[Web page and app entries]
□ □ □ □ □ □ □

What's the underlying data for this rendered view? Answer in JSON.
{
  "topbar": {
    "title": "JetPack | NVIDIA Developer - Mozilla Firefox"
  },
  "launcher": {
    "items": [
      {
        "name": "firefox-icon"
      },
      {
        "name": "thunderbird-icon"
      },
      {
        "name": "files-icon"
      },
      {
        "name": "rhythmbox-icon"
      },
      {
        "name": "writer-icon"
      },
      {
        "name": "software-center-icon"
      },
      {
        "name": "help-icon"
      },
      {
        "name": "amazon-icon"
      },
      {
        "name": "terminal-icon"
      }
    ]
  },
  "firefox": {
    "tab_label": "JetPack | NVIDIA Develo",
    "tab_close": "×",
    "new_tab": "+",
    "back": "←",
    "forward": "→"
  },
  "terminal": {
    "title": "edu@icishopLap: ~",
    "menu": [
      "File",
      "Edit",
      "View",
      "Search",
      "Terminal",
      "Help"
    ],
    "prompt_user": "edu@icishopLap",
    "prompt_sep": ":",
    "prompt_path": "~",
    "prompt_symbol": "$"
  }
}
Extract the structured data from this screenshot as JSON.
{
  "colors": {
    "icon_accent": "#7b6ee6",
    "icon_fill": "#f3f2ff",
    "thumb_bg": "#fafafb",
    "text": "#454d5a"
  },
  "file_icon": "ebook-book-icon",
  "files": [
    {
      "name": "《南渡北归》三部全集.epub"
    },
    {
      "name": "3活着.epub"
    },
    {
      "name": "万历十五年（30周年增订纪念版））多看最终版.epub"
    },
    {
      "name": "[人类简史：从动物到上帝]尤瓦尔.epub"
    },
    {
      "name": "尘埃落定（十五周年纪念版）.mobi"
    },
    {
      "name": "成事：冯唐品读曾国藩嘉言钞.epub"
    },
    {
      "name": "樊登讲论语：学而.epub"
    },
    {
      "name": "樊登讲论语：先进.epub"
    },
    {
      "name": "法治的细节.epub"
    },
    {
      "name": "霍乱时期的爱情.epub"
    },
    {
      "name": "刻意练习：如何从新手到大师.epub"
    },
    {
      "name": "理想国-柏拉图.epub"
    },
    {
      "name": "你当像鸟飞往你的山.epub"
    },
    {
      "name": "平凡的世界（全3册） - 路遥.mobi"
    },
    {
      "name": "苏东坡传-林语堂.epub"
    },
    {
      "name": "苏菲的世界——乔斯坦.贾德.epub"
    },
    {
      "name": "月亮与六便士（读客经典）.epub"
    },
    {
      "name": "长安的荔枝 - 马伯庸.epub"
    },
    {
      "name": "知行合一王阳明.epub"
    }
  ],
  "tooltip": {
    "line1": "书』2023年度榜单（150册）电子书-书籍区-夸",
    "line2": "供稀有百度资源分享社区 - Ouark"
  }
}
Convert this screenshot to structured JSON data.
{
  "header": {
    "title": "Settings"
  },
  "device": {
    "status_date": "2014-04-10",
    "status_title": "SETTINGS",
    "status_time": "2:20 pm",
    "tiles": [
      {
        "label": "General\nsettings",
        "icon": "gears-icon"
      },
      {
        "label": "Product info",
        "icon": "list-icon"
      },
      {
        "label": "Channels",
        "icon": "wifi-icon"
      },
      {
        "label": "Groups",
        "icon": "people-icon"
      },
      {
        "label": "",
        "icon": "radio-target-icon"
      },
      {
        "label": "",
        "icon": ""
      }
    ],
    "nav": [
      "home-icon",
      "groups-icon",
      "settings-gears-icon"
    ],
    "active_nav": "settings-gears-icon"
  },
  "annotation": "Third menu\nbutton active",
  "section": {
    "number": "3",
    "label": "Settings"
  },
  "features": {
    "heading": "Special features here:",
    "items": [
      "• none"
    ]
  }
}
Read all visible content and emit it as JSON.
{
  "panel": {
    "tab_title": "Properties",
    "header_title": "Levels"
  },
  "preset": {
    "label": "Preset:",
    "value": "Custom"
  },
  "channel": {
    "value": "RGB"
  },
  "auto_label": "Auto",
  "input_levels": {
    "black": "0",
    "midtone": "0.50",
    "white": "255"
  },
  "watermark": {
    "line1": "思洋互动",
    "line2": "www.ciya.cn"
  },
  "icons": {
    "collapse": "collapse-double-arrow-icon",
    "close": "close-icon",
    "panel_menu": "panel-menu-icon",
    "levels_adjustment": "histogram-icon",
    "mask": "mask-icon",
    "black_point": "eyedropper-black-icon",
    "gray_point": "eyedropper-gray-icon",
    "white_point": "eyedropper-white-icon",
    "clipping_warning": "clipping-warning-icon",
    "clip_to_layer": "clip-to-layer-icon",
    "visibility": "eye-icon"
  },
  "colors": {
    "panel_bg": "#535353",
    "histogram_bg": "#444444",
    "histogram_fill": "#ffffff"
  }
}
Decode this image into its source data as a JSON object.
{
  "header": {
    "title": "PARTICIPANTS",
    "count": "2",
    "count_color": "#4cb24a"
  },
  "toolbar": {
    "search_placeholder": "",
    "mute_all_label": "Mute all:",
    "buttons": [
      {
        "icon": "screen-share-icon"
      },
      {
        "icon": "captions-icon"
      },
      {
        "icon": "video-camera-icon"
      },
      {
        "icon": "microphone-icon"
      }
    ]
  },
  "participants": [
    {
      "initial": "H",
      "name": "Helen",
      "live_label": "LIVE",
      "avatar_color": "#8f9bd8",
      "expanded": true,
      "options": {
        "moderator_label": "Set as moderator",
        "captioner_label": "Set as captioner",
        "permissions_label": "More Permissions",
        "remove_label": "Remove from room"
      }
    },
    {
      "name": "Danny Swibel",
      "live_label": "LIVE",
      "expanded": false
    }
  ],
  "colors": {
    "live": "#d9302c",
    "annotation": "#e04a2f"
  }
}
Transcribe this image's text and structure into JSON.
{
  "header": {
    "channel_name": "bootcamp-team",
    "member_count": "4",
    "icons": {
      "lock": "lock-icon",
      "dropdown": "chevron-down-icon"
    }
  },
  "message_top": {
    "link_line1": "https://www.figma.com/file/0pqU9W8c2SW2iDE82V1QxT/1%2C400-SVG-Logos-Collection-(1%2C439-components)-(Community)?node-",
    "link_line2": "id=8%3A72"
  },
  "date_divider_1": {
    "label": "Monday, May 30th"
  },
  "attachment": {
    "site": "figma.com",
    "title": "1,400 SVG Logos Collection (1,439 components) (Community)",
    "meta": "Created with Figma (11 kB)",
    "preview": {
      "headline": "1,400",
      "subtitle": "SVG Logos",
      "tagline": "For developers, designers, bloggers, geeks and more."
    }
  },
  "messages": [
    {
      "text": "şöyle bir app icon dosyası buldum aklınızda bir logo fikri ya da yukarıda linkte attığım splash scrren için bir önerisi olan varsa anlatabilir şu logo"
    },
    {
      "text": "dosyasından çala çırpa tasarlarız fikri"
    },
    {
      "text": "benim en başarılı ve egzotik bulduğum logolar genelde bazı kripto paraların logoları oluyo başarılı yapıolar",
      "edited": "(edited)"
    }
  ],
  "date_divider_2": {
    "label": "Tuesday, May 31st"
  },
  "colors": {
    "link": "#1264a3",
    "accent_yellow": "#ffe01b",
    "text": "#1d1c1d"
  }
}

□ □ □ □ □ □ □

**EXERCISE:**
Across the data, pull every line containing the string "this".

**RESPONSE BELOW:**
What's the underlying data for this rendered view? Answer in JSON.
Extract the structured data from this screenshot as JSON.
Convert this screenshot to structured JSON data.
Decode this image into its source data as a JSON object.
Transcribe this image's text and structure into JSON.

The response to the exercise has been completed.